(Beginning of Data supplied)

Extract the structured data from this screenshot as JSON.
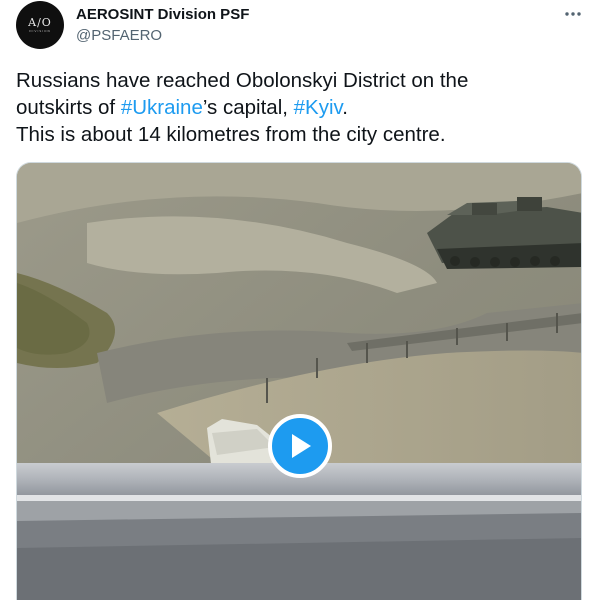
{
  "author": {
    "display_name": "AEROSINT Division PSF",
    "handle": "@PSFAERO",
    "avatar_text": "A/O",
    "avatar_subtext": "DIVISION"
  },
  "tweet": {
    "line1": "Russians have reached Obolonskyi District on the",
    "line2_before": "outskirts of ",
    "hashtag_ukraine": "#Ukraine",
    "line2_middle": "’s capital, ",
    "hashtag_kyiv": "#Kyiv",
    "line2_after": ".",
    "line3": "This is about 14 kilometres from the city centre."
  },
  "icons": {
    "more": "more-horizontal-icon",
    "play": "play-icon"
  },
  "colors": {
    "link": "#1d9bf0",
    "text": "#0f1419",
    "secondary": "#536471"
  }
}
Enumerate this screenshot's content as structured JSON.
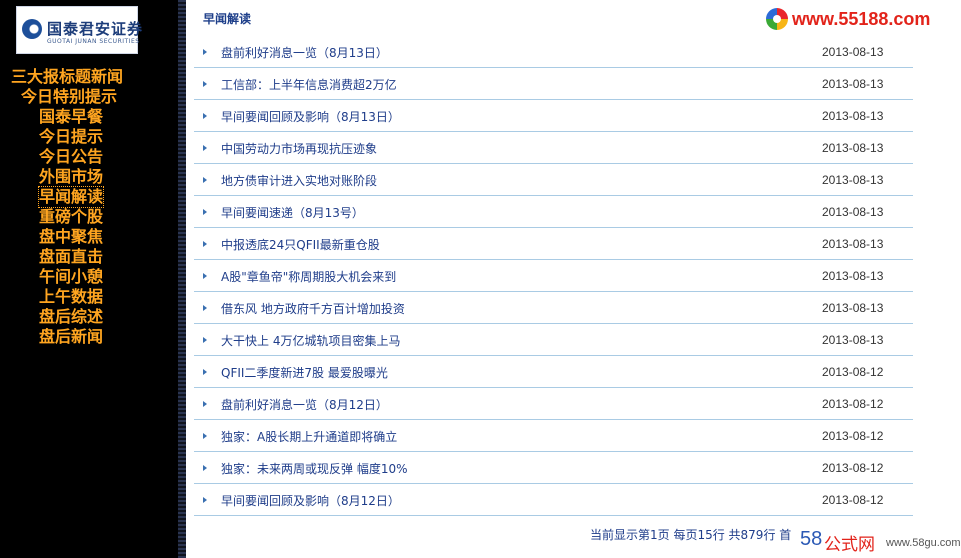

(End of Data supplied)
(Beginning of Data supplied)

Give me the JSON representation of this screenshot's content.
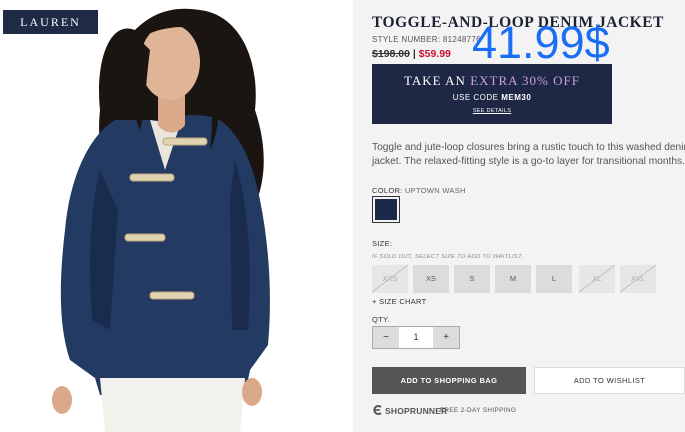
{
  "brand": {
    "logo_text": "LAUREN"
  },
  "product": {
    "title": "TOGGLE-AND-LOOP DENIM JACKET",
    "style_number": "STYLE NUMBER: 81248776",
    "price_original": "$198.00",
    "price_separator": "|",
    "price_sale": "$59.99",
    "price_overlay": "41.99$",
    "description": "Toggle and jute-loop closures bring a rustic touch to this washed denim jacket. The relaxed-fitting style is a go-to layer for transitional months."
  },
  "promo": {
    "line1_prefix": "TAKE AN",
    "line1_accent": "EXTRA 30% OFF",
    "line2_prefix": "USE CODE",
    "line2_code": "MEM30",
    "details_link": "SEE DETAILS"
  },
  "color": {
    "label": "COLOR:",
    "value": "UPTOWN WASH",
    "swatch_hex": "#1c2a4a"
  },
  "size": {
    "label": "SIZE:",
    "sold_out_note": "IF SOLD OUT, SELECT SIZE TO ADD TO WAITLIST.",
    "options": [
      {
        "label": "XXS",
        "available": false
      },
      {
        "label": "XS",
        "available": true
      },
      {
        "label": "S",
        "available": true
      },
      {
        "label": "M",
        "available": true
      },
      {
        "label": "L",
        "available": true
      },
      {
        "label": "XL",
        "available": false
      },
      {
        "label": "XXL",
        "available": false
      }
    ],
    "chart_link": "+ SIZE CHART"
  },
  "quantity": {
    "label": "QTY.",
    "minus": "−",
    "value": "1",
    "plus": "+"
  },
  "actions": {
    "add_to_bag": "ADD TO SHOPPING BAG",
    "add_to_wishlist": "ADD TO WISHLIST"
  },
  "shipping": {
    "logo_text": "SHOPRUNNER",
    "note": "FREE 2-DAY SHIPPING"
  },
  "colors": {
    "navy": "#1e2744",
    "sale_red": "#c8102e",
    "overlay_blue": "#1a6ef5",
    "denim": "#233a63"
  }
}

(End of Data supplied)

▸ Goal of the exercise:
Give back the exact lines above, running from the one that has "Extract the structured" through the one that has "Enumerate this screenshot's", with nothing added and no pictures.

▸ Task result:
Extract the structured data from this screenshot as JSON.
{
  "author": {
    "display_name": "AEROSINT Division PSF",
    "handle": "@PSFAERO",
    "avatar_text": "A/O",
    "avatar_subtext": "DIVISION"
  },
  "tweet": {
    "line1": "Russians have reached Obolonskyi District on the",
    "line2_before": "outskirts of ",
    "hashtag_ukraine": "#Ukraine",
    "line2_middle": "’s capital, ",
    "hashtag_kyiv": "#Kyiv",
    "line2_after": ".",
    "line3": "This is about 14 kilometres from the city centre."
  },
  "icons": {
    "more": "more-horizontal-icon",
    "play": "play-icon"
  },
  "colors": {
    "link": "#1d9bf0",
    "text": "#0f1419",
    "secondary": "#536471"
  }
}
Enumerate this screenshot's content as structured JSON.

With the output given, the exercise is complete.